Guiding Question: What caused the resegregation of American schools and what role did the Supreme Court play in the process?
As an opener, students will study a selection of graphs and answer the following questions. Links to graphs included below.
- “Southern Desegregation and Resegregation for Black Students, 1954-2011” https://www.businessinsider.com/ucla-civil-rights-project-shows-segregation-in-schools-2014-5
- What trends do you notice from the mid-1960s- late 1980s?
- What trend started to occur from the mid 1980s- late 1990s/early 2000s?
- What do you think might have caused these trends?
- “A Portrait of Segregation in New York City” https://archive.nytimes.com/www.nytimes.com/interactive/2012/05/11/nyregion/segregation-in-new-york-city-public-schools.html?ref=education
- What statistics stand out to you the most? Why ?
- What do these charts tells us about school segregation in major U.S cities?
- “Shortfall in Per Pupil Spending” https://www.huffpost.com/entry/civil-rights-act-anniversary-racism-charts_n_5521104
- What is the connection between per pupil spending and segregated schools?
Next, students will read the oyez.org summaries of Milliken v. Bradley and Parents Involved in Community Schools v. Seattle School District No. 1 and complete the chart below. Then, answer the follow-up questions.
How did the school district attempt to desegregate schools?
How did the Supreme Court’s decision in the case limit school desegregation efforts?
Milliken v. Bradley (1974)
Parents Involved in Community Schools v.
Seattle School District
No. 1 (2007)
- What is your reaction to these Supreme Court decisions? Do you agree/disagree and why?
- To what extent did “colorblindness” play a role in these decisions?
Efforts to Desegregate Today
And so where do we go from here?
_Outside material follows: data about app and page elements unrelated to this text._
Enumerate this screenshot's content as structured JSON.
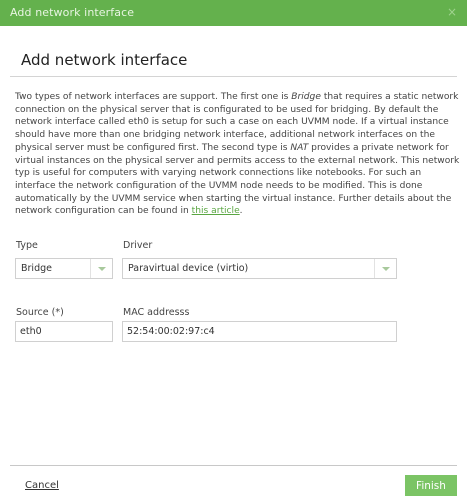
{
  "dialog": {
    "window_title": "Add network interface",
    "close_glyph": "×",
    "heading": "Add network interface"
  },
  "description": {
    "intro": "Two types of network interfaces are support. The first one is ",
    "bridge_term": "Bridge",
    "mid1": " that requires a static network connection on the physical server that is configurated to be used for bridging. By default the network interface called eth0 is setup for such a case on each UVMM node. If a virtual instance should have more than one bridging network interface, additional network interfaces on the physical server must be configured first. The second type is ",
    "nat_term": "NAT",
    "mid2": " provides a private network for virtual instances on the physical server and permits access to the external network. This network typ is useful for computers with varying network connections like notebooks. For such an interface the network configuration of the UVMM node needs to be modified. This is done automatically by the UVMM service when starting the virtual instance. Further details about the network configuration can be found in ",
    "link_text": "this article",
    "end": "."
  },
  "form": {
    "type_label": "Type",
    "type_value": "Bridge",
    "driver_label": "Driver",
    "driver_value": "Paravirtual device (virtio)",
    "source_label": "Source (*)",
    "source_value": "eth0",
    "mac_label": "MAC addresss",
    "mac_value": "52:54:00:02:97:c4"
  },
  "footer": {
    "cancel_label": "Cancel",
    "finish_label": "Finish"
  },
  "colors": {
    "titlebar": "#64b14d",
    "finish_button": "#7bc465",
    "link": "#5aa642"
  },
  "icons": {
    "close": "close-icon",
    "select_arrow": "chevron-down-icon"
  }
}
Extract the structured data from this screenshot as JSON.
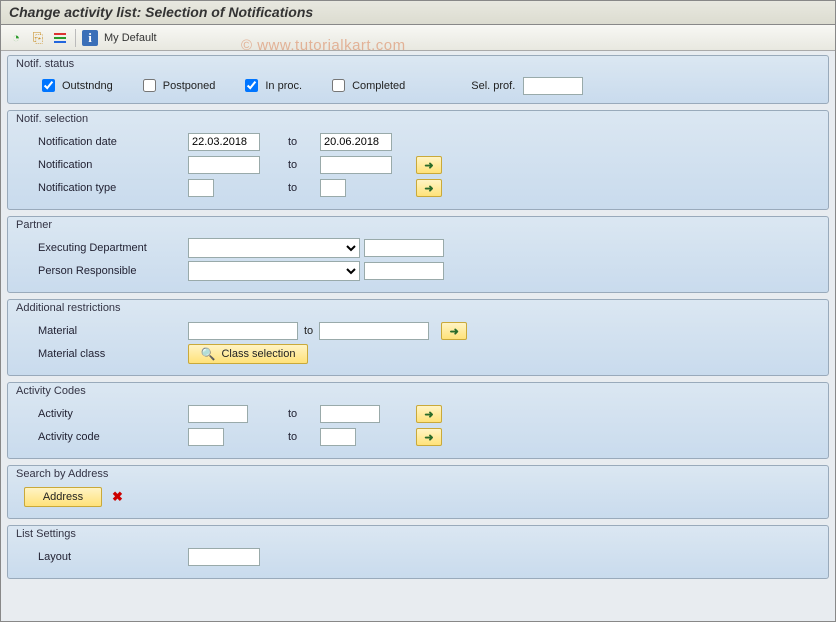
{
  "title": "Change activity list: Selection of Notifications",
  "watermark": "© www.tutorialkart.com",
  "toolbar": {
    "my_default": "My Default"
  },
  "groups": {
    "notif_status": {
      "title": "Notif. status",
      "outstanding_label": "Outstndng",
      "outstanding_checked": true,
      "postponed_label": "Postponed",
      "postponed_checked": false,
      "in_proc_label": "In proc.",
      "in_proc_checked": true,
      "completed_label": "Completed",
      "completed_checked": false,
      "sel_prof_label": "Sel. prof.",
      "sel_prof_value": ""
    },
    "notif_selection": {
      "title": "Notif. selection",
      "date_label": "Notification date",
      "date_from": "22.03.2018",
      "date_to": "20.06.2018",
      "notif_label": "Notification",
      "notif_from": "",
      "notif_to": "",
      "type_label": "Notification type",
      "type_from": "",
      "type_to": "",
      "to": "to"
    },
    "partner": {
      "title": "Partner",
      "exec_dept_label": "Executing Department",
      "exec_dept_value": "",
      "person_resp_label": "Person Responsible",
      "person_resp_value": ""
    },
    "additional": {
      "title": "Additional restrictions",
      "material_label": "Material",
      "material_from": "",
      "material_to": "",
      "material_class_label": "Material class",
      "class_sel_btn": "Class selection",
      "to": "to"
    },
    "activity_codes": {
      "title": "Activity Codes",
      "activity_label": "Activity",
      "activity_from": "",
      "activity_to": "",
      "activity_code_label": "Activity code",
      "activity_code_from": "",
      "activity_code_to": "",
      "to": "to"
    },
    "search_address": {
      "title": "Search by Address",
      "address_btn": "Address"
    },
    "list_settings": {
      "title": "List Settings",
      "layout_label": "Layout",
      "layout_value": ""
    }
  }
}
In 1968, Congress finally passed the Fair Housing Act. Students should learn about this landmark piece of legislation, which is still on the books today. While for sure an important legacy, its effects/benefits have been inconsistent. Rothstein makes the point that the law was intended to prevent future discrimination, but it did nothing to deal with the issue of affordability and generational poverty that racist government policies had created. He writes, “The right that was unconstitutionally denied to African Americans in the late 1940s cannot be restored by passing a Fair Housing law that tells their descendants they can now buy homes in the suburbs, if only they can afford it. The advantage that the FHA and VA loans gave the white lower-middle class in the 1940s and ‘50s has become permanent.”54
The concluding section of the unit will ask students to investigate and brainstorm ways out of the mess the federal government and the Supreme Court has left us when it comes to both housing and school segregation in this country. Rothstein writes that “actions of government in housing cannot be neutral about segregation” and that “remedies that can undo nearly a century of de jure residential segregation will have to be both complex and imprecise.”55 Colorblindness has led to the belief that for things to be “equal” we are supposed to ignore race. Rather than confronting the racism perpetuated by our government and legal system, however, this approach simply allows for the unjust status quo to continue. The final activity/assessment will ask students to name race and brainstorm ways to undo the segregationist practices they have learned about over the course of the unit. Students will dive into looking at strategies and attempts to integrate both housing and schools.